Creator & Destructor
The enemy of Jesus Christ and the mastermind behind the “Massacre of the Innocents”- Herod is an infamous name in the Christian world. He was the ruler of Jerusalem when Jesus was born and severely terrified of the newborn baby who was destined to take his throne. Though the world is aware of his destructive nature, many do not know about his creative mind. The Herodium, also known as Jabal-Al-Fureidis, was the kingdom of King Herod, situated in the edge of the Judean Desert, West Bank, Palestine. A ruthless ruler, who thought ahead of his time, built this unique combination of fortress and palace between 23 and 15 BCE and named it Herodium, regardless to say that he was a narcissist. The Herodium was not just a palace; it was a paradise near Bethlehem. From the following info, you will find out why Herodium should be in your list of places to visit in Bethlehem.

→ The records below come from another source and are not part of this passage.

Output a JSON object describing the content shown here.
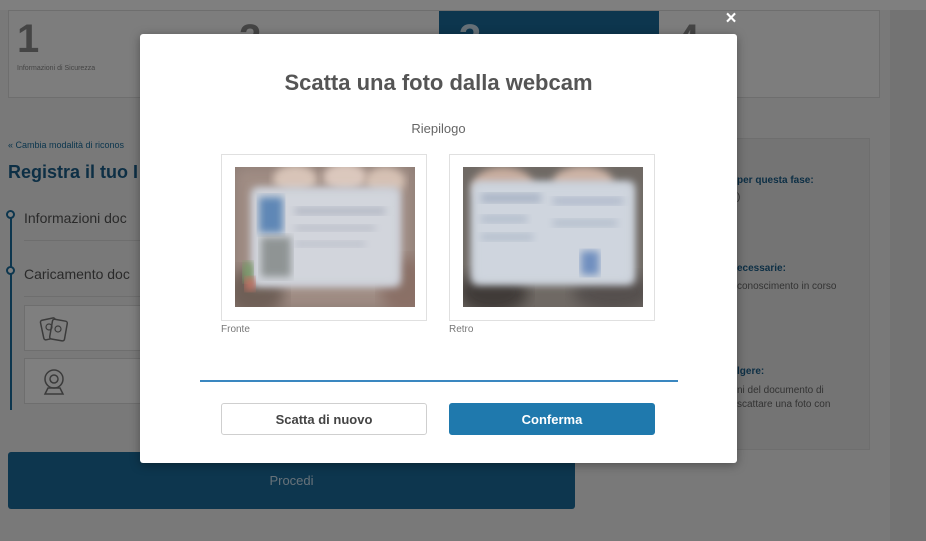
{
  "background": {
    "steps": [
      {
        "number": "1",
        "label": "Informazioni di Sicurezza"
      },
      {
        "number": "2",
        "label": ""
      },
      {
        "number": "3",
        "label": ""
      },
      {
        "number": "4",
        "label": ""
      }
    ],
    "back_link": "« Cambia modalità di riconos",
    "title": "Registra il tuo I",
    "rows": [
      "Informazioni doc",
      "Caricamento doc"
    ],
    "proceed_label": "Procedi",
    "side_panel": {
      "heading1": "per questa fase:",
      "text1": ")",
      "heading2": "ecessarie:",
      "text2": "conoscimento in corso",
      "heading3": "lgere:",
      "text3_line1": "ni del documento di",
      "text3_line2": "scattare una foto con"
    }
  },
  "modal": {
    "close_label": "×",
    "title": "Scatta una foto dalla webcam",
    "subtitle": "Riepilogo",
    "photos": [
      {
        "caption": "Fronte"
      },
      {
        "caption": "Retro"
      }
    ],
    "retake_label": "Scatta di nuovo",
    "confirm_label": "Conferma"
  },
  "colors": {
    "accent": "#1f79ad",
    "divider": "#3a87c0",
    "title_text": "#555555"
  }
}
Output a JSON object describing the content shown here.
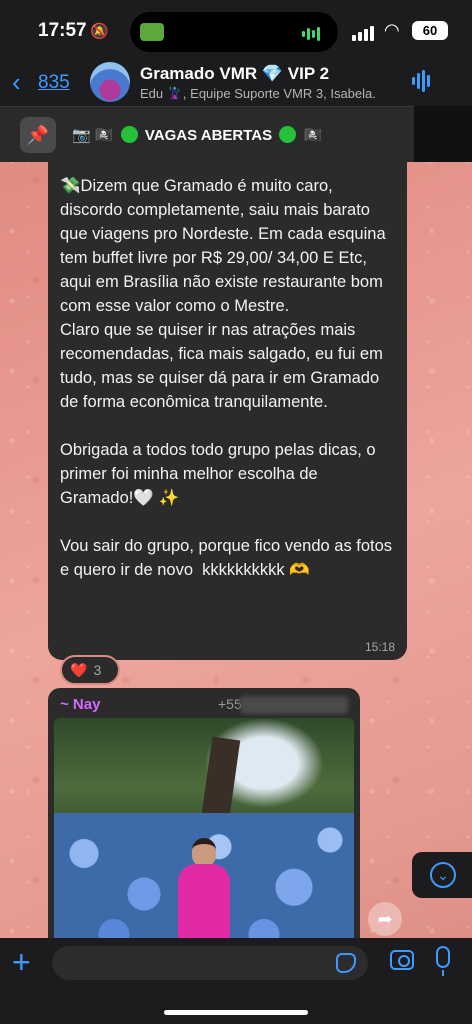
{
  "status": {
    "time": "17:57",
    "battery": "60"
  },
  "header": {
    "back_count": "835",
    "group_name": "Gramado VMR",
    "group_vip": "VIP 2",
    "members": "Edu 🦹‍♂️, Equipe Suporte VMR 3, Isabela..."
  },
  "pinned": {
    "text": "VAGAS ABERTAS"
  },
  "message": {
    "text": "💸Dizem que Gramado é muito caro, discordo completamente, saiu mais barato que viagens pro Nordeste. Em cada esquina tem buffet livre por R$ 29,00/ 34,00 E Etc, aqui em Brasília não existe restaurante bom com esse valor como o Mestre.\nClaro que se quiser ir nas atrações mais recomendadas, fica mais salgado, eu fui em tudo, mas se quiser dá para ir em Gramado de forma econômica tranquilamente.\n\nObrigada a todos todo grupo pelas dicas, o primer foi minha melhor escolha de Gramado!🤍 ✨\n\nVou sair do grupo, porque fico vendo as fotos e quero ir de novo  kkkkkkkkkk 🫶",
    "time": "15:18",
    "reaction_emoji": "❤️",
    "reaction_count": "3"
  },
  "image_message": {
    "sender": "~ Nay",
    "phone_prefix": "+55"
  },
  "input": {
    "placeholder": ""
  },
  "colors": {
    "accent": "#3d9bff",
    "bubble": "#2b2b2c",
    "sender": "#d36bff",
    "pin_dot": "#25c13b"
  }
}
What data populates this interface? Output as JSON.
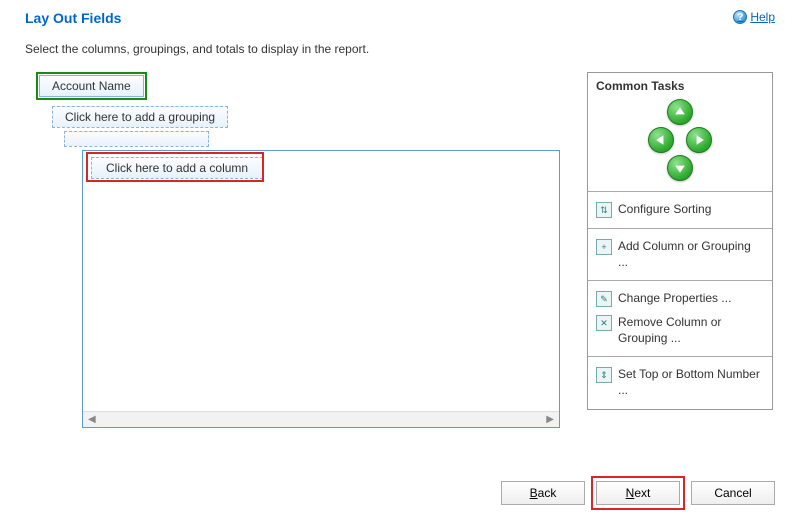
{
  "header": {
    "title": "Lay Out Fields",
    "help_label": "Help"
  },
  "subtitle": "Select the columns, groupings, and totals to display in the report.",
  "layout": {
    "primary_group": "Account Name",
    "add_grouping_hint": "Click here to add a grouping",
    "add_column_hint": "Click here to add a column"
  },
  "sidebar": {
    "title": "Common Tasks",
    "tasks": {
      "configure_sorting": "Configure Sorting",
      "add_column": "Add Column or Grouping ...",
      "change_props": "Change Properties ...",
      "remove_column": "Remove Column or Grouping ...",
      "set_topn": "Set Top or Bottom Number ..."
    }
  },
  "footer": {
    "back": "Back",
    "next": "Next",
    "cancel": "Cancel"
  }
}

Unbroken & Unbent
The driving force behind this project was Herod’s ego. After being the king of Judea in 37 BCE, he built the Herodium for three decades. The Herodium is 2460 feet above sea level and 650 feet in diameter. Herod took a little hill on the edge of a desert and created his own mountain.
As Herod lived in fear of treachery and attack, the defense wall of his palace on the cliff top of Masada was huge. He wanted his palace to be the most imposing thing in the desert. Even the steep slopes had a practical defensive purpose. Standing at the top of 400 feet higher than any other hill, Herod had a clear view of Jerusalem 15 miles away. The volcano-like shape was produced by banking earth up against the outer walls which gained strength from their circular design.

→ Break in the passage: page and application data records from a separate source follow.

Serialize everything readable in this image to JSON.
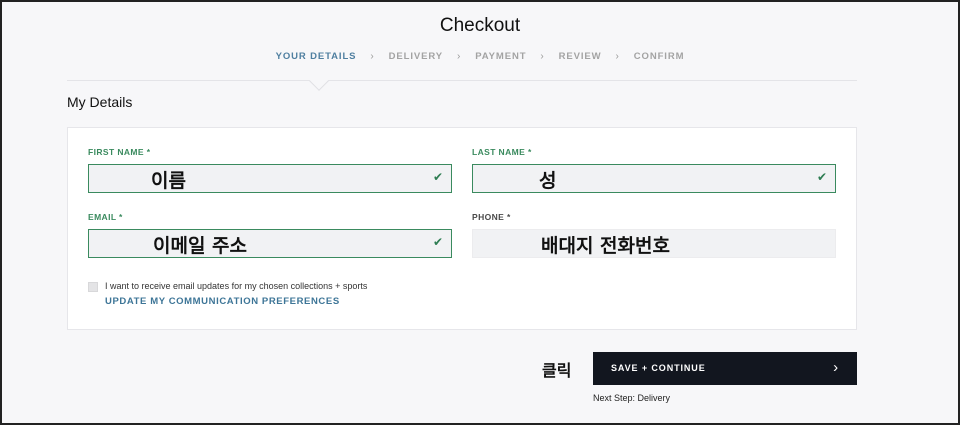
{
  "header": {
    "title": "Checkout",
    "steps": [
      {
        "label": "YOUR DETAILS",
        "active": true
      },
      {
        "label": "DELIVERY",
        "active": false
      },
      {
        "label": "PAYMENT",
        "active": false
      },
      {
        "label": "REVIEW",
        "active": false
      },
      {
        "label": "CONFIRM",
        "active": false
      }
    ],
    "separator": "›"
  },
  "section": {
    "title": "My Details"
  },
  "form": {
    "first_name": {
      "label": "FIRST NAME *",
      "value": "이름",
      "valid": true
    },
    "last_name": {
      "label": "LAST NAME *",
      "value": "성",
      "valid": true
    },
    "email": {
      "label": "EMAIL *",
      "value": "이메일 주소",
      "valid": true
    },
    "phone": {
      "label": "PHONE *",
      "value": "배대지 전화번호",
      "valid": false
    },
    "consent_text": "I want to receive email updates for my chosen collections + sports",
    "preferences_link": "UPDATE MY COMMUNICATION PREFERENCES",
    "check_glyph": "✔"
  },
  "actions": {
    "annotation": "클릭",
    "save_label": "SAVE + CONTINUE",
    "save_chevron": "›",
    "next_step": "Next Step: Delivery"
  },
  "colors": {
    "active_step": "#4f7fa0",
    "valid_green": "#3a8a5e",
    "button_bg": "#12161f",
    "link_blue": "#3d7597"
  }
}
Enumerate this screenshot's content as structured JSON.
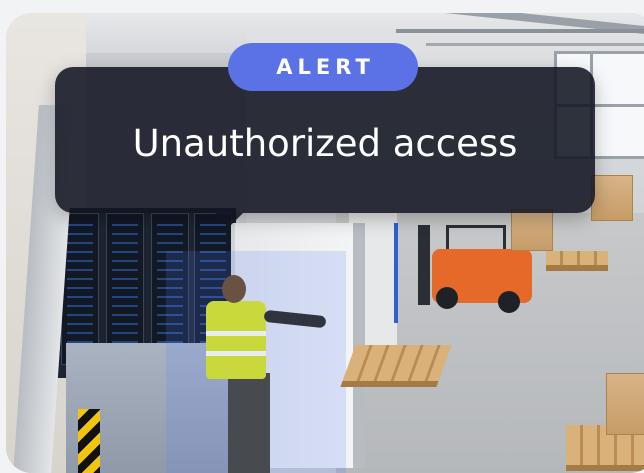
{
  "alert": {
    "badge_label": "ALERT",
    "message": "Unauthorized access"
  },
  "colors": {
    "badge": "#5a72e6",
    "overlay": "#121622",
    "text": "#ffffff"
  }
}
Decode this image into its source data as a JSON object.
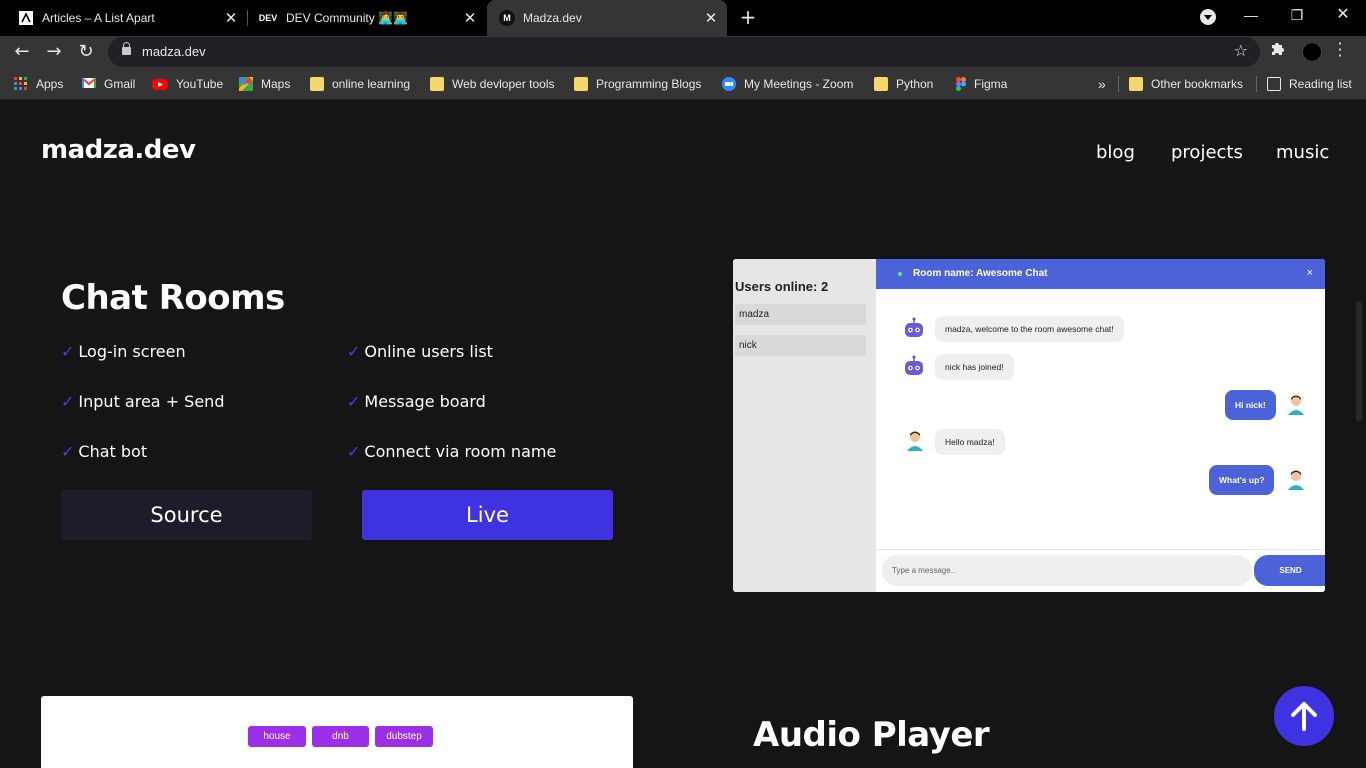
{
  "browser": {
    "tabs": [
      {
        "title": "Articles – A List Apart",
        "active": false
      },
      {
        "title": "DEV Community 👩‍💻👨‍💻",
        "active": false,
        "favicon_text": "DEV"
      },
      {
        "title": "Madza.dev",
        "active": true,
        "favicon_text": "M"
      }
    ],
    "url": "madza.dev",
    "bookmarks": [
      {
        "label": "Apps",
        "icon": "apps-grid-icon"
      },
      {
        "label": "Gmail",
        "icon": "gmail-icon"
      },
      {
        "label": "YouTube",
        "icon": "youtube-icon"
      },
      {
        "label": "Maps",
        "icon": "maps-icon"
      },
      {
        "label": "online learning",
        "icon": "folder-icon"
      },
      {
        "label": "Web devloper tools",
        "icon": "folder-icon"
      },
      {
        "label": "Programming Blogs",
        "icon": "folder-icon"
      },
      {
        "label": "My Meetings - Zoom",
        "icon": "zoom-icon"
      },
      {
        "label": "Python",
        "icon": "folder-icon"
      },
      {
        "label": "Figma",
        "icon": "figma-icon"
      }
    ],
    "bookmarks_overflow": "»",
    "other_bookmarks": "Other bookmarks",
    "reading_list": "Reading list"
  },
  "site": {
    "logo": "madza.dev",
    "nav": [
      "blog",
      "projects",
      "music"
    ]
  },
  "project": {
    "title": "Chat Rooms",
    "check_mark": "✓",
    "features": [
      "Log-in screen",
      "Online users list",
      "Input area + Send",
      "Message board",
      "Chat bot",
      "Connect via room name"
    ],
    "source_label": "Source",
    "live_label": "Live"
  },
  "chat_preview": {
    "users_online": "Users online: 2",
    "users": [
      "madza",
      "nick"
    ],
    "room_name": "Room name: Awesome Chat",
    "close": "×",
    "messages": [
      {
        "text": "madza, welcome to the room awesome chat!",
        "from": "bot"
      },
      {
        "text": "nick has joined!",
        "from": "bot"
      },
      {
        "text": "Hi nick!",
        "from": "self"
      },
      {
        "text": "Hello madza!",
        "from": "other"
      },
      {
        "text": "What's up?",
        "from": "self"
      }
    ],
    "input_placeholder": "Type a message..",
    "send_label": "SEND"
  },
  "audio": {
    "tags": [
      "house",
      "dnb",
      "dubstep"
    ],
    "title": "Audio Player"
  },
  "colors": {
    "accent": "#3f32e0",
    "chat_blue": "#4b62d9",
    "tag_purple": "#9b30e8",
    "page_bg": "#151515"
  }
}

Luxury at its Best
Herod wanted to build a city more magnificent than Rome. His hilltop palace had every luxury- elaborate bath complexes, sauna and plunge pools. The tepid room with domed ceiling was the first one in the Western world. The top used to be open for sunlight. It is the sign of ambition and innovation that Herod demanded from his builders.

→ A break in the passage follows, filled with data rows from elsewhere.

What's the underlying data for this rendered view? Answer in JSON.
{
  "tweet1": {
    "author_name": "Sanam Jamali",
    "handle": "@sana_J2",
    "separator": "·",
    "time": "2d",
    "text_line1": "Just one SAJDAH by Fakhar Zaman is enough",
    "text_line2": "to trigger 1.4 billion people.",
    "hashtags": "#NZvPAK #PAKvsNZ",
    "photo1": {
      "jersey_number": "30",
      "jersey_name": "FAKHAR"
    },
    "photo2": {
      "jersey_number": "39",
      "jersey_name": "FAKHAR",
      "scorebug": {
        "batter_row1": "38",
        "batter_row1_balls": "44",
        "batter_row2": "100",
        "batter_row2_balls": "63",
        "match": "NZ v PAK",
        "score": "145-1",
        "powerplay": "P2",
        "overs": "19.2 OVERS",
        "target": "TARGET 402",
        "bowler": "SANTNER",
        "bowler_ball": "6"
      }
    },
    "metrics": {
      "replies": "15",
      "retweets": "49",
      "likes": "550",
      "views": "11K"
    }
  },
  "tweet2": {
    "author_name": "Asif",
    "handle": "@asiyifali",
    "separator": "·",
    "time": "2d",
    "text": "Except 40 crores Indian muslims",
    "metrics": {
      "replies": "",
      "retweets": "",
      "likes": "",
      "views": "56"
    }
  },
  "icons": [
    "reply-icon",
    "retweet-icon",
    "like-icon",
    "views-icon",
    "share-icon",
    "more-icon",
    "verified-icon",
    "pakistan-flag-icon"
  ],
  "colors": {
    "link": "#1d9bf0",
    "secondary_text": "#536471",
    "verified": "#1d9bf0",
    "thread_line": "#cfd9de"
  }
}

Herod created a temperate climate in the middle of the tropics. Larger than two Olympic swimming polls, small boats are said to have sailed on it. He also owned theatre and synagogue.
The eastern tower held Herod’s private quarters and he had a personal entrance to the palace and it led straight into the courtyard garden. The bottom of the palace was for administration purposes.
From Paradise to Relic
Though the Herodium has lost its past glory, it is still a remarkable site. At present, it is in charge of the Israel National Parks authority. From the top of the fortress, the tourists go down into the tunnels to see the dungeons. The cisterns that were used for water supply is more like a cave now. The walls and ceilings are plastered over but the water lines are still visible.
The Herodium intended to show Herod’s mastery but eventually, it got destroyed just like Herod’s evil self. So Herodium should be in the bucket list of every history lover.